In Part one I discussed the value of breaking out the discovery or road-mapping phase of a project into its own mini-project. But how do we get there from the initial call? How do we convince our client to work with us at all?
Do you create or do you execute?
If you are in the website-making business and you are presenting yourself to potential clients strictly as designer and/or developer, you may be shortchanging yourself… and more importantly, your clients and their projects.
That’s a somewhat bold statement, so let me unpack it for a minute.
The most important asset you bring to the table is the plan/strategy/solution that will help your clients reach their goals. If you are presenting yourself as a service provider, offering strict technical design/coding skills, you are positioning yourself as someone who can merely execute a plan rather than create a plan. This is the difference between an expert and a technician.
Stand back, I’m renovating!
About 6 years ago we took the plunge and bought a house. To be clear, I 100% suck at reno anything. Well, except for painting — when I paint they call me the “Trim King”.
Anyhoo, as we took on home improvement projects, we made sure to hire professionals. And here’s the thing with professionals: they don’t just bust out their tools and start breaking and rebuilding as per our instructions. We have no idea what we’re talking about!
Their role is to advise and guide us first. They prescribe creative solutions based on experience, rather than blindly executing directions.
When we say something like “hey builder, we’d like to open up the space, so why don’t you just tear down this wall and send us your bill?”, they respond with “Whoa there friend! If I tear down this wall, your kitchen’s going to end up in your basement, and that’s probably more ‘open’ than you want. What I can do is create a pass-through window, giving you the open space feel you’re after”.
See what they did there?
Using their authority and my language, they identified my problem and desired outcome and offered the best possible solution. They set limits all while communicating that they heard me; they had my back.
See what they didn’t do?
They did not blindly execute on my shoddy directions because “that’s what the client wanted”.
They didn’t overwhelm me with notions of gravity (bleh) or detailed specs on the shiny 500 horse-powered “thingamajig” that would get the job done.

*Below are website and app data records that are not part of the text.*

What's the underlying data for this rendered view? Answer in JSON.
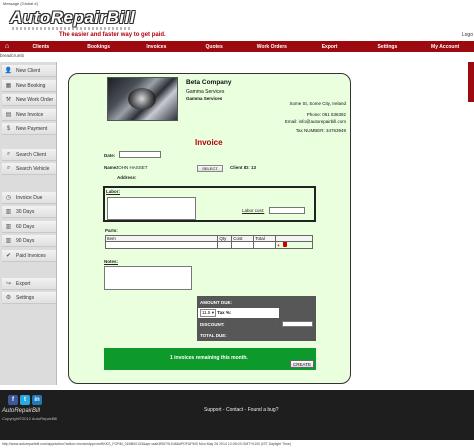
{
  "message_bar": "Message (Global #)",
  "logo_text": "AutoRepairBill",
  "tagline": "The easier and faster way to get paid.",
  "logout_label": "Logo",
  "nav": [
    "Clients",
    "Bookings",
    "Invoices",
    "Quotes",
    "Work Orders",
    "Export",
    "Settings",
    "My Account"
  ],
  "breadcrumb": "breadcrumb",
  "sidebar": [
    {
      "label": "New Client",
      "icon": "person-icon"
    },
    {
      "label": "New Booking",
      "icon": "calendar-icon"
    },
    {
      "label": "New Work Order",
      "icon": "wrench-icon"
    },
    {
      "label": "New Invoice",
      "icon": "document-icon"
    },
    {
      "label": "New Payment",
      "icon": "dollar-icon"
    },
    {
      "label": "Search Client",
      "icon": "magnifier-icon"
    },
    {
      "label": "Search Vehicle",
      "icon": "magnifier-icon"
    },
    {
      "label": "Invoice Due",
      "icon": "clock-icon"
    },
    {
      "label": "30 Days",
      "icon": "page-icon"
    },
    {
      "label": "60 Days",
      "icon": "page-icon"
    },
    {
      "label": "90 Days",
      "icon": "page-icon"
    },
    {
      "label": "Paid Invoices",
      "icon": "check-icon"
    },
    {
      "label": "Export",
      "icon": "arrow-icon"
    },
    {
      "label": "Settings",
      "icon": "gear-icon"
    }
  ],
  "company": {
    "name": "Beta Company",
    "service1": "Gamma Services",
    "service2": "Gamma Services",
    "address": "Some St, Some City, Ireland",
    "phone": "Phone: 061 536392",
    "email": "Email: info@autorepairbill.com",
    "tax": "Tax NUMBER: 34763949"
  },
  "invoice": {
    "title": "Invoice",
    "date_label": "Date:",
    "name_label": "Name:",
    "name_value": "JOHN HASSET",
    "select_label": "SELECT",
    "client_id": "Client ID: 13",
    "address_label": "Address:",
    "labor_label": "Labor:",
    "labor_cost_label": "Labor cost:",
    "parts_label": "Parts:",
    "parts_headers": [
      "Item",
      "Qty",
      "Cost",
      "Total"
    ],
    "notes_label": "Notes:",
    "amount_due_label": "AMOUNT DUE:",
    "tax_select": "11.5",
    "tax_label": "Tax %:",
    "discount_label": "DISCOUNT:",
    "total_due_label": "TOTAL DUE:",
    "remaining_msg": "1 invoices remaining this month.",
    "create_label": "CREATE"
  },
  "footer": {
    "brand": "AutoRepairBill",
    "copyright": "Copyright©2012 AutoRepairBill",
    "links": "Support - Contact - Found a bug?"
  },
  "status_url": "http://www.autorepairbill.com/app/action?action=invoiceApproveBKKS_FORM_01BB00133&apr=aab3f55791048&#PDF&PMS Mon May 26 2014 12:05:03 GMT+0100 (IST Daylight Time)",
  "colors": {
    "brand_red": "#9c0a0f",
    "panel_green": "#eaffde",
    "cta_green": "#0e9a2a"
  }
}
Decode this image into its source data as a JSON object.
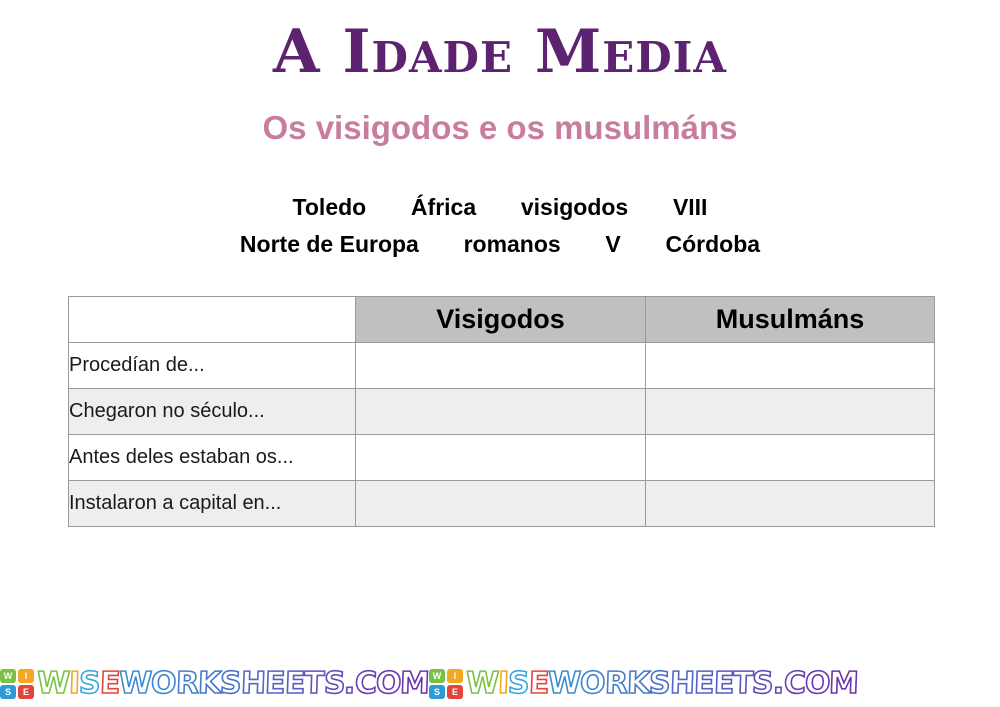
{
  "worksheet": {
    "title": "A Idade Media",
    "subtitle": "Os visigodos e os musulmáns"
  },
  "word_bank": {
    "line1": "Toledo       África       visigodos       VIII",
    "line2": "Norte de Europa       romanos       V       Córdoba",
    "words": [
      "Toledo",
      "África",
      "visigodos",
      "VIII",
      "Norte de Europa",
      "romanos",
      "V",
      "Córdoba"
    ]
  },
  "table": {
    "headers": [
      "",
      "Visigodos",
      "Musulmáns"
    ],
    "rows": [
      {
        "label": "Procedían de...",
        "visigodos": "",
        "musulmans": ""
      },
      {
        "label": "Chegaron no século...",
        "visigodos": "",
        "musulmans": ""
      },
      {
        "label": "Antes deles estaban os...",
        "visigodos": "",
        "musulmans": ""
      },
      {
        "label": "Instalaron a capital en...",
        "visigodos": "",
        "musulmans": ""
      }
    ]
  },
  "footer": {
    "logo_letters": [
      "W",
      "I",
      "S",
      "E"
    ],
    "brand": "WISEWORKSHEETS.COM",
    "repeats": 2
  },
  "colors": {
    "title": "#5e2370",
    "subtitle": "#c87d9e",
    "header_bg": "#c0c0c0",
    "row_alt_bg": "#eeeeee",
    "border": "#9a9a9a",
    "logo_w": "#7ac143",
    "logo_i": "#f5a623",
    "logo_s": "#2e9bd6",
    "logo_e": "#e2453c"
  }
}
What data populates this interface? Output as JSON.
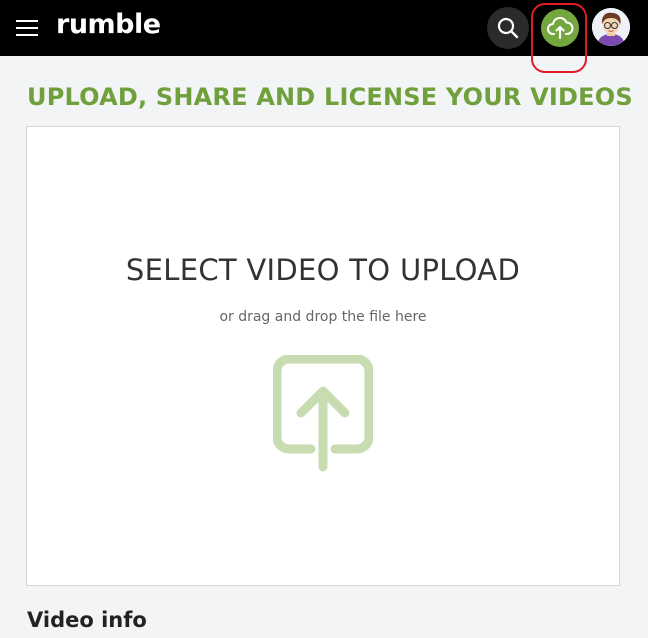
{
  "header": {
    "logo_text": "rumble",
    "menu_icon": "hamburger-menu-icon",
    "search_icon": "search-icon",
    "upload_icon": "cloud-upload-icon",
    "highlight_color": "#e01b24",
    "upload_button_color": "#74a73f",
    "background_color": "#000000"
  },
  "main": {
    "title": "UPLOAD, SHARE AND LICENSE YOUR VIDEOS",
    "title_color": "#6fa03b",
    "dropzone": {
      "heading": "SELECT VIDEO TO UPLOAD",
      "subtext": "or drag and drop the file here",
      "icon": "upload-arrow-box-icon",
      "icon_color": "#c7dcb0"
    },
    "video_info_label": "Video info"
  }
}
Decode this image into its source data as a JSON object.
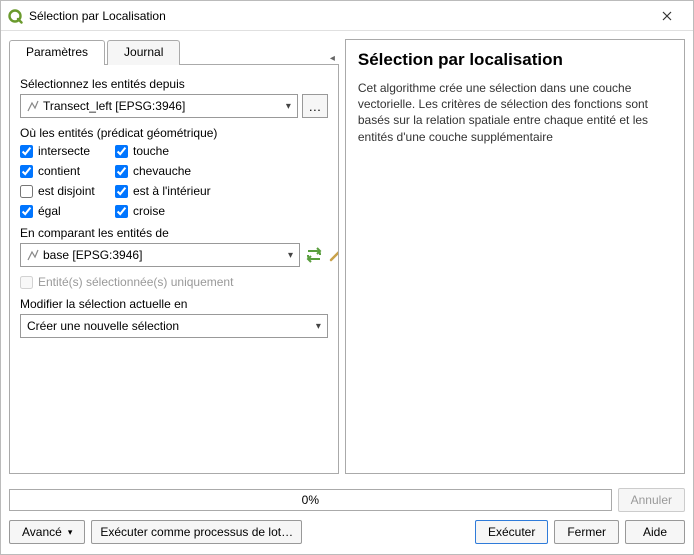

Why not? Because I don’t care. And I don’t want to care. I can’t relate that information to my end goal.
That’s great for Holmes on Homes, but I make websites!
If we transpose this example into a simple design/development context we might get an exchange that goes something like this:
Client: “We want you to give us a big slider on the homepage just like this website” (loads up a URL).
You: “Ok. Can you tell me more specifically what you feel this slider will add to your site?”
Client: “Hmmm, well this just makes everything feel alive like we’re a dynamic organization. We see so many sites that are boring and static.”
You: “Ah so it’s the movement! You don’t want it to feel like you are stagnant, and the movement gives you that modern, dynamic feel.”
Client: “Yes, exactly!”
You: “Well my concern is that you stated earlier this site needs to be extremely low-maintenance because you are a small and busy team. I suspect it will be tough for you to generate new content on a regular basis for a slider like this, and the content will quickly look stale. This may actually be more damaging and have the opposite effect you are after.
What if we used a video, or a very subtle, fading image slideshow of [xyz] as the background for the homepage instead? You will get that same sense of action without the headache of frequent updates to text and actionable content.”
This is admittedly a highly simplified example, but the principle applies to the most complex situations. When it comes to client-facing communication, there is rarely any need to discuss plugins, tooling, frameworks, or any other technical details. Those elements are important building blocks for the solution, but they are not the solution.
It’s not about you, it’s about them.
There is no debating that quality ingredients are key to any good recipe. But when was the last time you went to a restaurant and saw a list of ingredients on the menu? Never. What you get is a mouth-watering description of an experience.
This is the very approach we should be using when onboarding clients. Get away from “lists of stuff”, and keep the conversation focused on them. Pay attention to their language, their problems, their needs. Ask clarifying questions to make sure you really get it. The more we discuss their pain-points and ideal outcomes in ways that make sense to them, the sooner they will trust that their success is our topmost priority.
And it should be. Always.
With a little bit of experience, establishing that level of trust can be achieved fairly quickly. In a 30–45 minute introductory conversation (maybe less for more experienced consultants) you can get a high-level idea of their goals, and ask smart, relevant, jargon-free questions which differentiate you from a technician. You can, even without having all the information, offer a few off-the-cuff ideas, giving them a fuzzy but exciting glimpse of what success might look like for their project.
By the end of that chat they should feel confident that, given additional time and resources, you will deliver a cracking road-map. Who wouldn’t happily sign on for a low-risk, high-value discovery phase?